About four hours before you are ready to eat dinner, take the turkey and brine to your sink.  Drain all the water from the turkey, discard the plastic and place the turkey breast side down in the sink.  I warn you, here comes the hard part!  With a large kitchen/chicken shears/serrated knife, cut out the backbone of the turkey, taking great care not to cut your hands on the sharp bones.  Again, I will warn you, I have ruined 2 very good butchers knives.  A serrated knife does make a huge difference.  Once the backbone is out, you’ll see that there isn’t much to the turkey, and you can “butterfly” it.  Lay it open on a level surface, and push firmly down on the breastbone until you have a completely flat turkey.  In doing this, you greatly reduce dead air that has to be heated in order to fully cook the bird.  This year I finally figured out that if you score the breastbone on the underside, it cracks open a treat!  Lay the turkey on a rimmed baking tray, flat (see the cooked turkey photo below for the correct position.  I usually salt and pepper the skin to get a nice crispy, tasty skin.  Preheat the oven to 450°.  Now, I mentioned before that you can skip the brining, but I strongly suggest you do it.  The other thing that’s very worth noting is that the bird needs to be unfrozen, or at least completely thawed.  Whatever you do, avoid a Butterball turkey.  These days you can easily find turkeys that re not frozen or injected with water, salt and chemicals.  I strongly urge you to find this kind of turkey.

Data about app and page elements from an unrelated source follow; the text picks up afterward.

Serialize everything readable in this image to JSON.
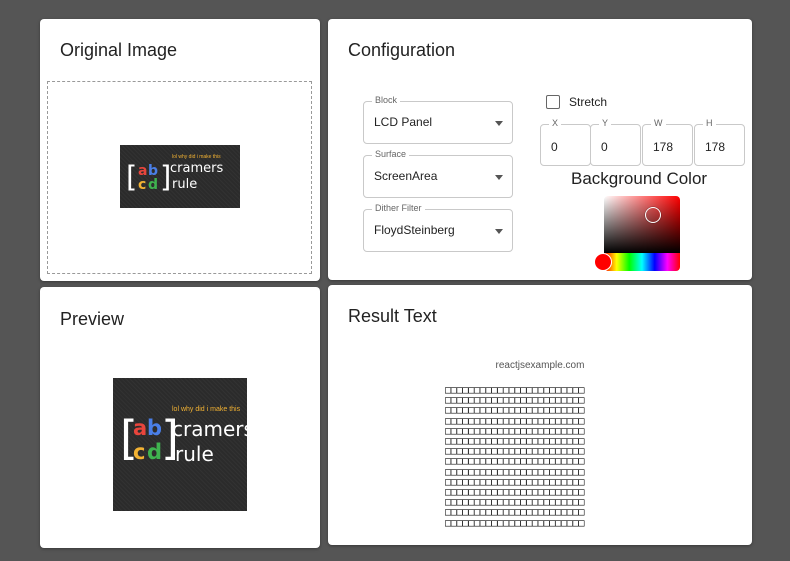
{
  "original": {
    "title": "Original Image"
  },
  "configuration": {
    "title": "Configuration",
    "block": {
      "label": "Block",
      "value": "LCD Panel"
    },
    "surface": {
      "label": "Surface",
      "value": "ScreenArea"
    },
    "dither": {
      "label": "Dither Filter",
      "value": "FloydSteinberg"
    },
    "stretch": {
      "label": "Stretch",
      "checked": false
    },
    "x": {
      "label": "X",
      "value": "0"
    },
    "y": {
      "label": "Y",
      "value": "0"
    },
    "w": {
      "label": "W",
      "value": "178"
    },
    "h": {
      "label": "H",
      "value": "178"
    },
    "background_color": {
      "label": "Background Color",
      "hue": "#ff0000",
      "selected": "#1a1a1a"
    }
  },
  "preview": {
    "title": "Preview"
  },
  "result": {
    "title": "Result Text",
    "watermark": "reactjsexample.com",
    "glyph": "□",
    "rows": 14,
    "cols": 24
  },
  "logo": {
    "tagline": "lol why did i make this",
    "letters": [
      "a",
      "b",
      "c",
      "d"
    ],
    "letter_colors": [
      "#e8453c",
      "#4a7fe8",
      "#f2b233",
      "#3fb34f"
    ],
    "word1": "cramers",
    "word2": "rule",
    "bracket_left": "[",
    "bracket_right": "]"
  }
}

Bringing the turkey to room temperature is OK before you put it in the oven, it reduces the cooking time.  Roast the turkey at 450° for an hour and 20 minutes.  Use a meat thermometer to read the temp in the deepest part of the breast or thigh.  It should read 160°.  If it’s higher than that, it’s OK, but take it out of the oven right away and let it rest tented with foil for up to one hour.  This will give you time to cook all the rest of your sides, heat everything else up.  The down side to doing this is that you can’t stuff the turkey.  I do think that “in the turkey” stuffing is not really a big deal, but you can place the turkey on a rack in the roasting pan, and cook the stuffing under the turkey.  In any event, one and half hours is a pretty fair time to roast a large turkey.  I admit, this isn’t a ladylike setting, but it works!

Great turkey

 

Good luck trying this, and as always, let me know how it turns out.  And also, thank you for reading this blog and commenting on it.  I so appreciate the feedback and the discussions it cause me to have!  Happy New Year everyone, please don’t make resolutions, just be kind to yourself and others around you!

Best for the new year, Elizabeth.